It is through music that we are shown that despite the racial tensions of that time — and this — harmony is possible. Its central characters, Dante and Gregory, are both Black, their dad is from Jamaica, and their mum is from Coventry, while their cousin is Irish — but all that, as Knight points out, is irrelevant. “It was nothing to do with race. It was to do with music.”

He illustrates the point with his own personal experience. In 1981, Knight was in his early twenties. While it was a time of social upheaval, for him that period was about Birmingham City football matches (“which we’d probably lost”), followed by a trip to the pub, where, inevitably, a lot of young people would be causing trouble, but there would be this music which seemed “to fit as if it was designed for that moment”.

He recalls how music acted as a unifier: “It was just people who were from Birmingham and Coventry, from the same estates, the same places, who liked the same music. So, they naturally got together and listened to the same music. When ska first came, it was the music that skinheads were listening to, and it was the music that young Black people were listening to, and there was that thing — that music united them.” He recalls vividly that these conversations didn’t happen deliberately, but that it was just people not doing something stupid, “which was to identify each other according to race. It was the abstinence of that stupidity. And that’s what I think was so remarkable about it.”

The soundtrack of the series encompasses a fairly broad mix of genres and styles, touching on ska, reggae, Two Tone, new wave and punk, including prominent artists and bands of that era. (Despite the title of the drama and its similarity to the opening lyric of The Specials’ 1981 hit ‘Ghost Town’, it does not feature.) The tracks chosen perfectly capture the zeitgeist of the time and provide the landscape in which we find our cast. They mark the peak of a youth movement and its commentary which inspired hope in the form of community and of music as an ‘out’ — themes which lie at the very heart of This Town. While Knight makes it clear that music is pivotal to This Town’s narrative, the show isn’t a “forensic examination” of music history; rather, it has everything to do with the possibilities that music inspired.

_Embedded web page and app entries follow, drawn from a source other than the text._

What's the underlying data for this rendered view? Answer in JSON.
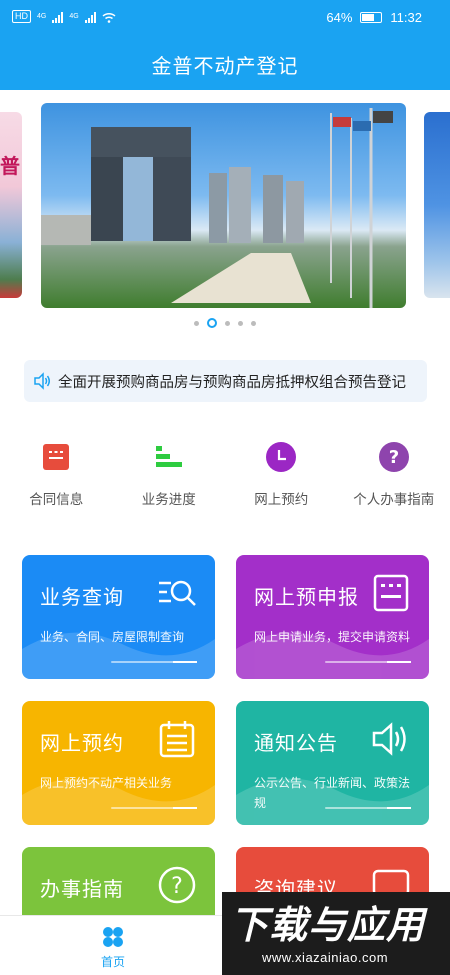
{
  "status_bar": {
    "network_badge": "HD",
    "signal_1": "4G",
    "signal_2": "4G",
    "battery": "64%",
    "time": "11:32"
  },
  "header": {
    "title": "金普不动产登记"
  },
  "carousel": {
    "slide_count": 5,
    "active_index": 1
  },
  "notice": {
    "icon": "speaker-icon",
    "text": "全面开展预购商品房与预购商品房抵押权组合预告登记"
  },
  "quick_links": [
    {
      "label": "合同信息",
      "icon": "document-icon",
      "color": "#e74c3c"
    },
    {
      "label": "业务进度",
      "icon": "progress-icon",
      "color": "#2ecc40"
    },
    {
      "label": "网上预约",
      "icon": "clock-icon",
      "color": "#9b27c4"
    },
    {
      "label": "个人办事指南",
      "icon": "help-icon",
      "color": "#8e44ad"
    }
  ],
  "cards": [
    {
      "title": "业务查询",
      "desc": "业务、合同、房屋限制查询",
      "icon": "search-list-icon",
      "color": "#1b8bf5"
    },
    {
      "title": "网上预申报",
      "desc": "网上申请业务，提交申请资料",
      "icon": "form-icon",
      "color": "#a32fc9"
    },
    {
      "title": "网上预约",
      "desc": "网上预约不动产相关业务",
      "icon": "calendar-icon",
      "color": "#f7b500"
    },
    {
      "title": "通知公告",
      "desc": "公示公告、行业新闻、政策法规",
      "icon": "speaker-icon",
      "color": "#1fb5a3"
    },
    {
      "title": "办事指南",
      "desc": "",
      "icon": "help-icon",
      "color": "#7cc43c"
    },
    {
      "title": "咨询建议",
      "desc": "",
      "icon": "chat-icon",
      "color": "#e74c3c"
    }
  ],
  "bottom_nav": {
    "home_label": "首页"
  },
  "watermark": {
    "title": "下载与应用",
    "url": "www.xiazainiao.com"
  }
}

My conversations with Bolger and Brown inevitably turn to the legacy of the music of this period, Two Tone in particular, and the show’s resonance with the modern viewer. “I think it’s going to be quite nice for people at this point in time where there are so many pressures in so many different ways to look back at a sort of slightly simpler time that wasn’t so long ago where something so simple as music and a love of music brought people together who were very divided before that point, and to just sort of look at it and go, ‘It is possible and it is possible in this era. We’re not so far from this right now.’ So, it gives some hope,” says Bolger. 

Brown ruminates on this notion too, with both actors recalling their experiences more recently of music operating as a unifying force. Whether that’s at Northern Soul nights for Bolger, or a Kendrick Lamar gig for Brown, in both instances a collective act of dancing and singing has brought a commonality between a breadth of different people, from different places, at different points in their lives. 

“Maybe there will be something that comes out that just kind of makes everyone go, ‘Oh my God. Like, you can’t not like this. This is something that is speaking for us.’ And I do think we’re in a time now where maybe one song could do that or maybe a new genre will be born out of it. But I don’t know… you never know with music. You never know,” Brown muses. “And that’s why it’s so bloody great.”

All episodes of This Town will be available from 6am Sunday 31 March on BBC iPlayer, the series begins on BBC One at 9pm that evening